- An additional comment from Claude Moraes, a UK member of the European Parliament, reflects just how widespread such ‘racist’ behaviour has become: ‘The most horrifying thing was that middle class, professional people, families and young people were involved and they felt it was normal.’ FIFA.com—the official website of the Fédération Internationale de Football Association, Calls for tougher action over racism at UEFA conference, <www.fifa.com/en/fairplay/index/0,1255,114249,00.html?articleid =114249>, 5 May 2006. Return to text.
- George W. Bush or Chimpanzee?, 17 May 2005. Return to text.
- Political humor newsletter, 17 May 2005. Return to text.
- The Guardian’s Sarah Crown, reporting on a 2006 speech entitled ‘Why creationism is wrong and evolution is right’, by well-known outspoken proponent of evolution, biologist Steve Jones, wrote that Jones gained the audience’s sympathy ‘with a few well-aimed gags at the creationists’ expense’, including: ‘I’m not sure why Americans deny the truth of evolution, when the evidence [Jones gestures to a slide of pictures of George Bush juxtaposed with photographs of apes on the screen behind him] is all around them … ’. Crown, S., Why Creationism is wrong, The Guardian, 5 June 2006. Return to text.
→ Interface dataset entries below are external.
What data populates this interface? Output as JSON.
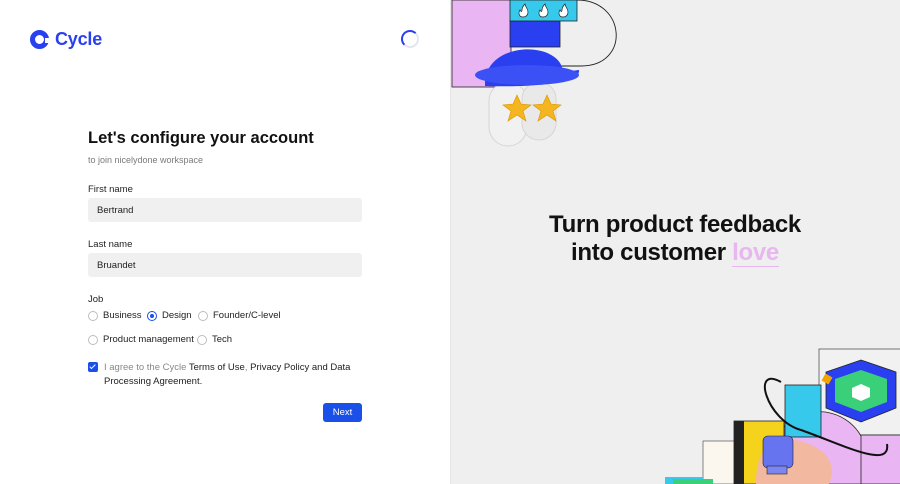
{
  "brand": {
    "name": "Cycle",
    "color": "#2a3ff0"
  },
  "form": {
    "title": "Let's configure your account",
    "subtitle": "to join nicelydone workspace",
    "first_name": {
      "label": "First name",
      "value": "Bertrand"
    },
    "last_name": {
      "label": "Last name",
      "value": "Bruandet"
    },
    "job": {
      "label": "Job",
      "options": [
        "Business",
        "Design",
        "Founder/C-level",
        "Product management",
        "Tech"
      ],
      "selected": "Design"
    },
    "agreement": {
      "checked": true,
      "prefix": "I agree to the Cycle ",
      "terms": "Terms of Use",
      "sep1": ", ",
      "privacy": "Privacy Policy",
      "sep2": " and ",
      "dpa": "Data Processing Agreement",
      "suffix": "."
    },
    "next_label": "Next"
  },
  "hero": {
    "line1": "Turn product feedback",
    "line2_prefix": "into customer ",
    "line2_accent": "love",
    "accent_color": "#e8b7f0"
  },
  "icons": [
    "cycle-logo-icon",
    "loading-spinner-icon",
    "check-icon",
    "flame-icon",
    "star-icon",
    "hexagon-icon",
    "plug-icon"
  ]
}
- Browne, J., Darwin in caricature: a study in the popularisation and dissemination of evolution, Proceedings of the American Philosophical Society 145(4):496–509, 2001. Return to text.
- Williams, G., ‘A Civic Biology’ and eugenics, Journal of Creation 20(3): 123–127, 2006. Return to text.
- United Nations General Assembly, 58th session, Item 117(a)—Elimination of racism and racial discrimination, <www.hri.ca/fortherecord2003/documentation/genassembly/a-58-313.htm>, 5 May 2006. Return to text.
- Associated Press, UEFA urges tougher action against racism—Punishments by next season to combat persistent taunting at games, 5 May 2006. Return to text.
- BBC Sport, Society has to change—Barnes, 5 May 2006. Return to text.
- Wieland, C. One Human Family: The Bible, science, race and culture, Creation Book Publishers, Georgia, USA, 2011. Return to text.